Today, Watton Green is a registered County Wildlife Site and is a mosaic of ecological important habitats that is rich in wildflowers and provides a breeding/feeding ground for many species of birds, small mammals and invertebrates. The grassland is particularly valuable because such habitats are becoming increasingly rare in Hertfordshire due to modern agricultural practices and arable cropping.
The Parish Council, together with the Countryside Management Service and volunteers, undertook extensive groundwork to reclaim land lost to continuous scrub-encroachment, and made other improvements (including the addition of a circular bench) to ensure that the public could continue to enjoy Watton Green. A management plan is now in place to ensure that the quality of the grassland is maintained and further encroachment is kept under control.
The Lammas is at the northern-end of the village lying alongside the River Beane between Mill Lane and Walkern Road. It covers a range of habitats including a traditional hay meadow, wooded bank and blackthorn thickets.
The area was an important site for the commoners of the village because they would have grazed their animals there and been allowed to take a hay crop at certain times of the year.
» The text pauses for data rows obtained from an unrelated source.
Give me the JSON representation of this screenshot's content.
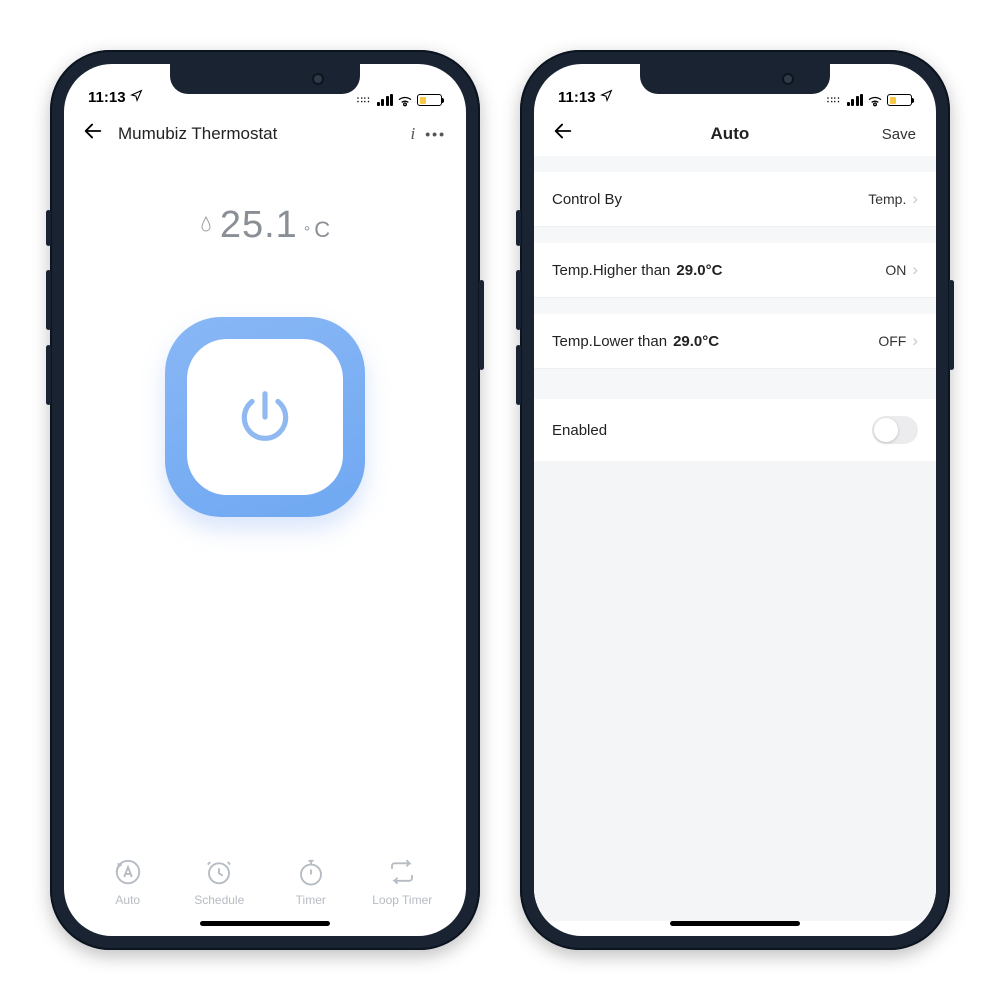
{
  "status": {
    "time": "11:13"
  },
  "left": {
    "header": {
      "title": "Mumubiz Thermostat"
    },
    "temperature": {
      "value": "25.1",
      "unit_deg": "°",
      "unit_c": "C"
    },
    "nav": {
      "auto": "Auto",
      "schedule": "Schedule",
      "timer": "Timer",
      "loop": "Loop Timer"
    }
  },
  "right": {
    "header": {
      "title": "Auto",
      "save": "Save"
    },
    "rows": {
      "control_by": {
        "label": "Control By",
        "value": "Temp."
      },
      "higher": {
        "label": "Temp.Higher than",
        "threshold": "29.0°C",
        "action": "ON"
      },
      "lower": {
        "label": "Temp.Lower than",
        "threshold": "29.0°C",
        "action": "OFF"
      },
      "enabled": {
        "label": "Enabled"
      }
    }
  }
}
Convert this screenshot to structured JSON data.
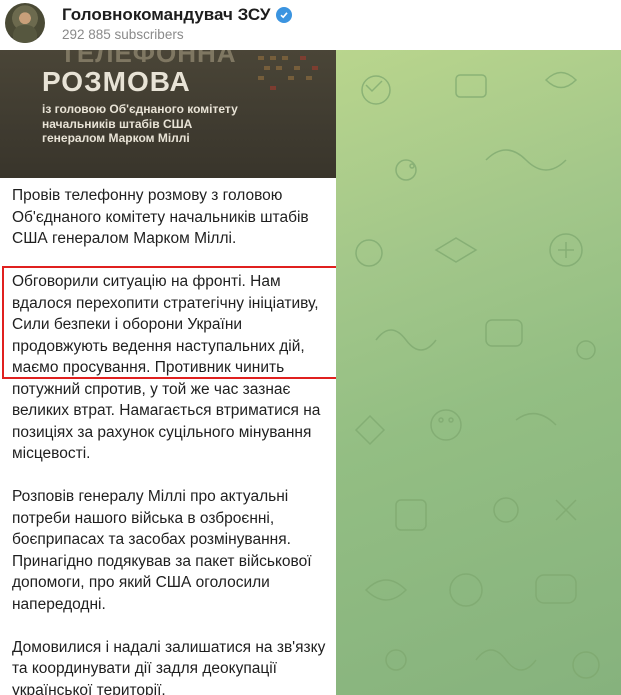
{
  "header": {
    "channel_title": "Головнокомандувач ЗСУ",
    "subscribers": "292 885 subscribers"
  },
  "post": {
    "image": {
      "top_text": "ТЕЛЕФОННА",
      "title": "РОЗМОВА",
      "subtitle_lines": [
        "із головою Об'єднаного комітету",
        "начальників штабів США",
        "генералом Марком Міллі"
      ]
    },
    "paragraphs": [
      "Провів телефонну розмову з головою Об'єднаного комітету начальників штабів США генералом Марком Міллі.",
      "Обговорили ситуацію на фронті. Нам вдалося перехопити стратегічну ініціативу, Сили безпеки і оборони України продовжують ведення наступальних дій, маємо просування. Противник чинить потужний спротив, у той же час зазнає великих втрат. Намагається втриматися на позиціях за рахунок суцільного мінування місцевості.",
      "Розповів генералу Міллі про актуальні потреби нашого війська в озброєнні, боєприпасах та засобах розмінування. Принагідно подякував за пакет військової допомоги, про який США оголосили напередодні.",
      "Домовилися і надалі залишатися на зв'язку та координувати дії задля деокупації української території."
    ]
  },
  "colors": {
    "highlight": "#e0201f",
    "verified": "#3b94e0",
    "wallpaper": "#a3c78a"
  }
}
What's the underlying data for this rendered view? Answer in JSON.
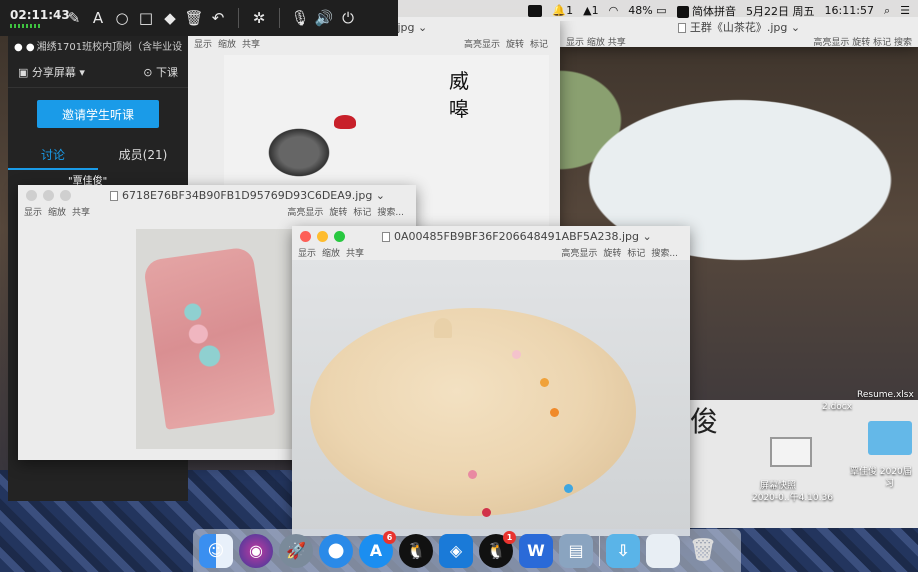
{
  "menubar": {
    "items": [
      "1",
      "1",
      "48%",
      "简体拼音",
      "5月22日 周五",
      "16:11:57"
    ]
  },
  "anno_toolbar": {
    "time": "02:11:43"
  },
  "class_panel": {
    "title": "湘绣1701班校内顶岗（含毕业设",
    "share_label": "分享屏幕",
    "end_label": "下课",
    "invite_label": "邀请学生听课",
    "tab_discuss": "讨论",
    "tab_members": "成员(21)",
    "member_name": "\"覃佳俊\""
  },
  "win_a": {
    "title_suffix": "》.jpg",
    "toolbar_left": [
      "显示",
      "缩放",
      "共享"
    ],
    "toolbar_right": [
      "高亮显示",
      "旋转",
      "标记"
    ],
    "calligraphy": "威\n嗥"
  },
  "win_b": {
    "title": "王群《山茶花》.jpg",
    "toolbar_left": [
      "显示",
      "缩放",
      "共享"
    ],
    "toolbar_right": [
      "高亮显示",
      "旋转",
      "标记",
      "搜索"
    ]
  },
  "win_c": {
    "title": "6718E76BF34B90FB1D95769D93C6DEA9.jpg",
    "toolbar_left": [
      "显示",
      "缩放",
      "共享"
    ],
    "toolbar_right": [
      "高亮显示",
      "旋转",
      "标记",
      "搜索..."
    ]
  },
  "win_d": {
    "title": "0A00485FB9BF36F206648491ABF5A238.jpg",
    "toolbar_left": [
      "显示",
      "缩放",
      "共享"
    ],
    "toolbar_right": [
      "高亮显示",
      "旋转",
      "标记",
      "搜索..."
    ]
  },
  "finder": {
    "big_text": "俊",
    "file_docx": "2.docx",
    "file_resume": "Resume.xlsx",
    "screenshot_label_1": "屏幕快照",
    "screenshot_label_2": "2020-0..午4.10.36",
    "folder_label_1": "覃佳俊 2020届",
    "folder_label_2": "习"
  },
  "dock": {
    "badge_appstore": "6",
    "badge_qq": "1"
  }
}
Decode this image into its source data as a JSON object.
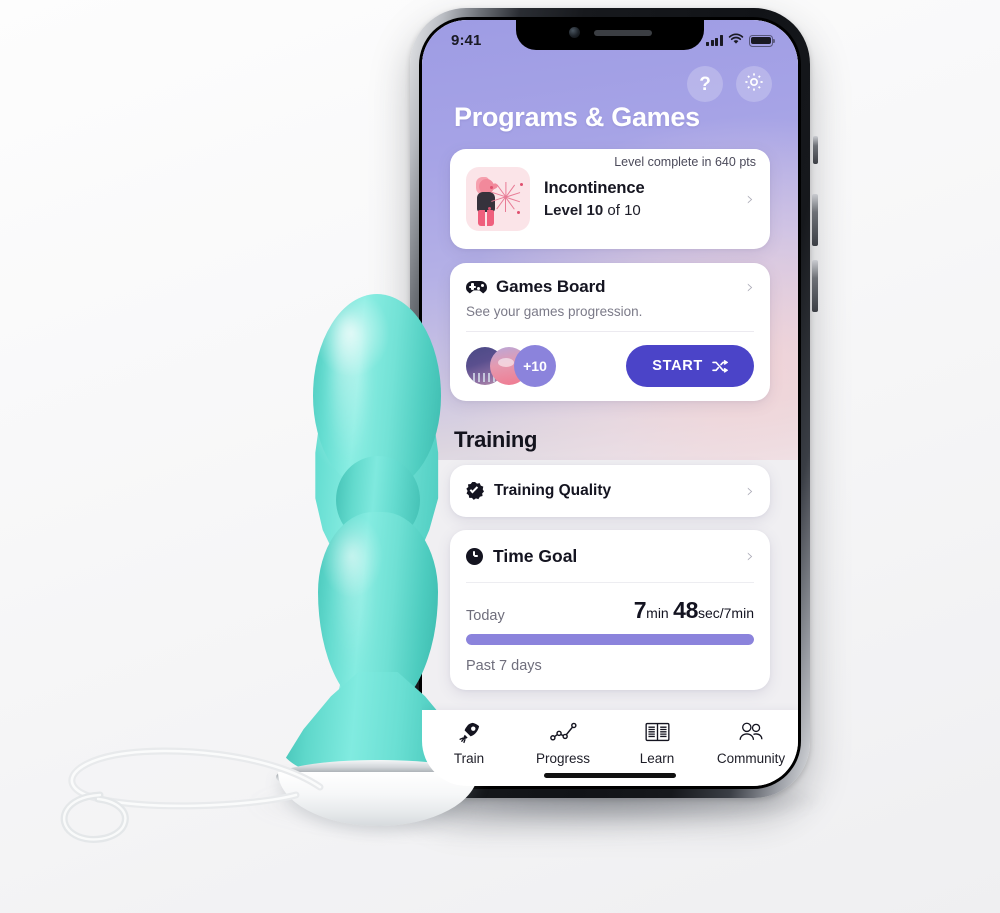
{
  "device": {
    "name": "pelvic-floor-trainer",
    "body_color": "#6DE0D4",
    "chrome_color": "#C9CED3",
    "base_color": "#FFFFFF",
    "cable_color": "#E4E7E9"
  },
  "phone": {
    "status_bar": {
      "time": "9:41",
      "signal_icon": "cellular-bars-icon",
      "wifi_icon": "wifi-icon",
      "battery_icon": "battery-full-icon"
    },
    "home_indicator": true
  },
  "app": {
    "theme": {
      "header_gradient_start": "#9E9CE4",
      "header_gradient_end": "#F7D6D6",
      "background": "#F0EFF2",
      "accent": "#4B44C8",
      "progress": "#8B83DC",
      "card": "#FFFFFF"
    },
    "header": {
      "title": "Programs & Games",
      "help_label": "?",
      "help_icon": "question-mark-icon",
      "settings_icon": "gear-icon"
    },
    "program_card": {
      "banner": "Level complete in 640 pts",
      "thumb_icon": "celebration-fireworks-illustration",
      "title": "Incontinence",
      "level_prefix": "Level",
      "level_value": "10",
      "level_suffix": "of 10",
      "chevron_icon": "chevron-right-icon"
    },
    "games_card": {
      "icon": "gamepad-icon",
      "title": "Games Board",
      "description": "See your games progression.",
      "chevron_icon": "chevron-right-icon",
      "avatar_overflow": "+10",
      "start_label": "START",
      "start_icon": "shuffle-icon"
    },
    "training": {
      "section_title": "Training",
      "quality_row": {
        "icon": "verified-badge-icon",
        "label": "Training Quality",
        "chevron_icon": "chevron-right-icon"
      },
      "time_goal": {
        "icon": "clock-icon",
        "label": "Time Goal",
        "chevron_icon": "chevron-right-icon",
        "today_label": "Today",
        "today_minutes": "7",
        "today_min_unit": "min",
        "today_seconds": "48",
        "today_sec_unit": "sec/7min",
        "progress_percent": 100,
        "past_label": "Past 7 days"
      }
    },
    "tabs": [
      {
        "label": "Train",
        "icon": "rocket-icon",
        "active": true
      },
      {
        "label": "Progress",
        "icon": "line-chart-icon",
        "active": false
      },
      {
        "label": "Learn",
        "icon": "open-book-icon",
        "active": false
      },
      {
        "label": "Community",
        "icon": "people-group-icon",
        "active": false
      }
    ]
  }
}
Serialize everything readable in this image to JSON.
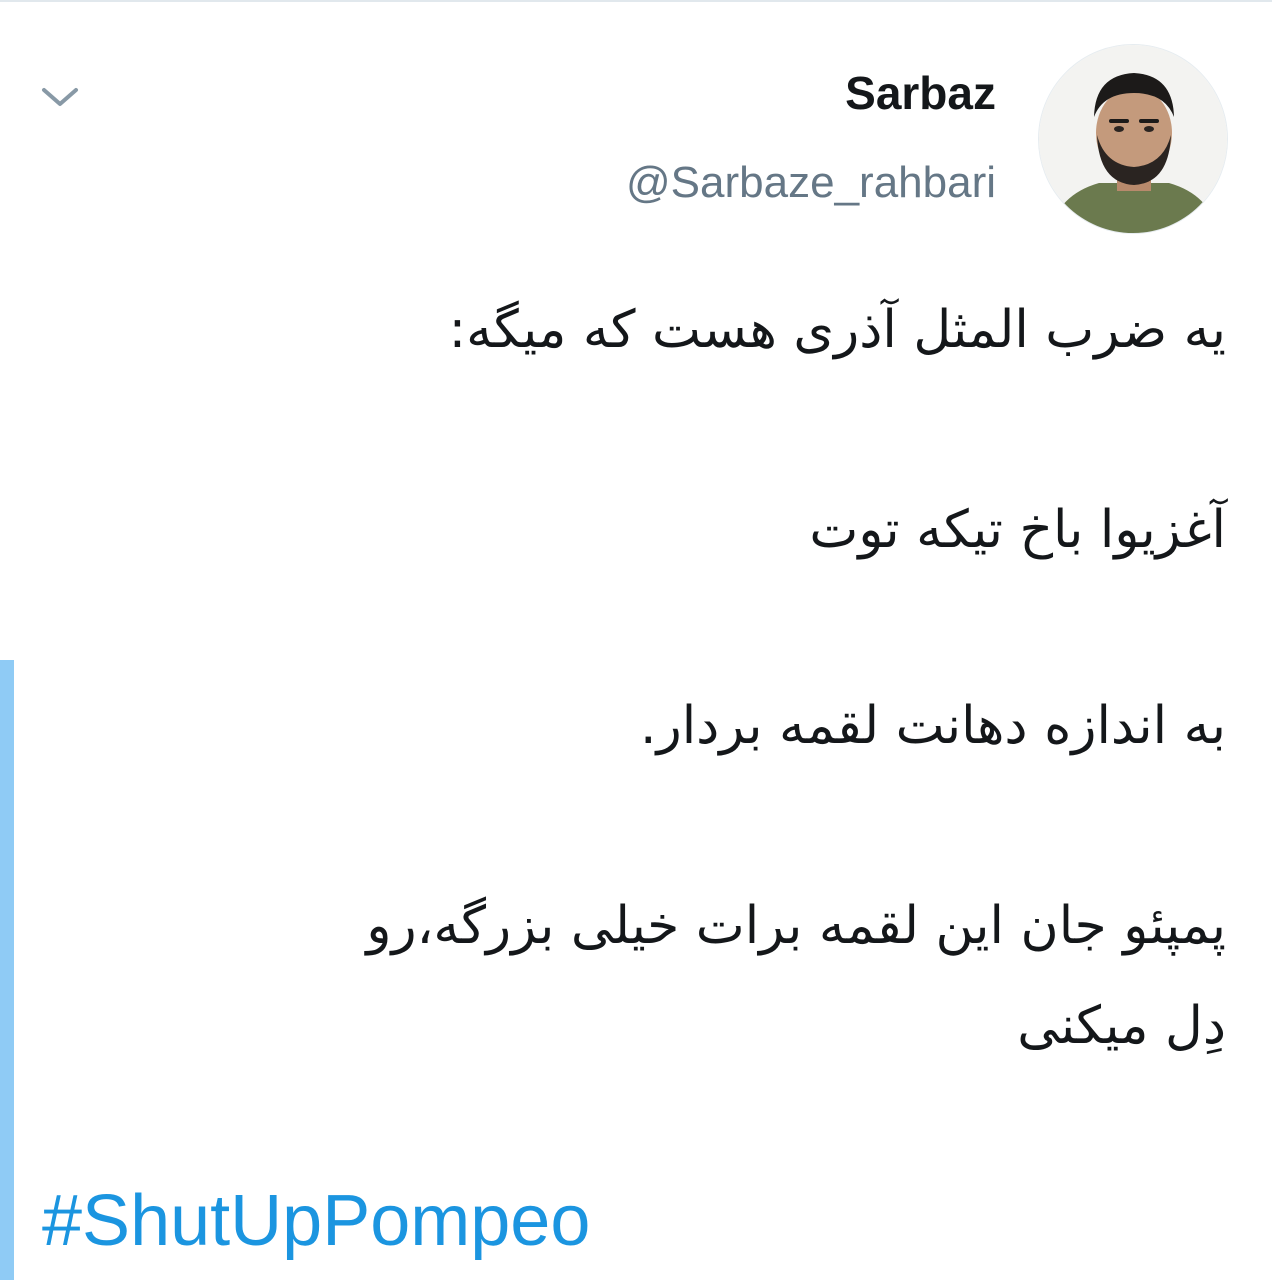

Also, the wooded bank may have been a source of timber and fuel, and from where berries could be collected.
As with Watton Green, the Parish Council, together with the Countryside Management Service and volunteers, undertook extensive groundwork, tree planting and other tasks (including the addition of benches) to improve the overall condition of the Lammas.
Again, a management plan is in place to ensure that the quality of the Lammas is maintained and can be enjoyed by future generations.
Walks – There is a section on the Hertfordshire County Council website that provides a bird’s-eye view of the entire rights of way network within our county.
Anyone using the link below can click on any part of a complete map of the county and zoom in and out to look at specific towns, villages, roads and individual paths that they are interested in.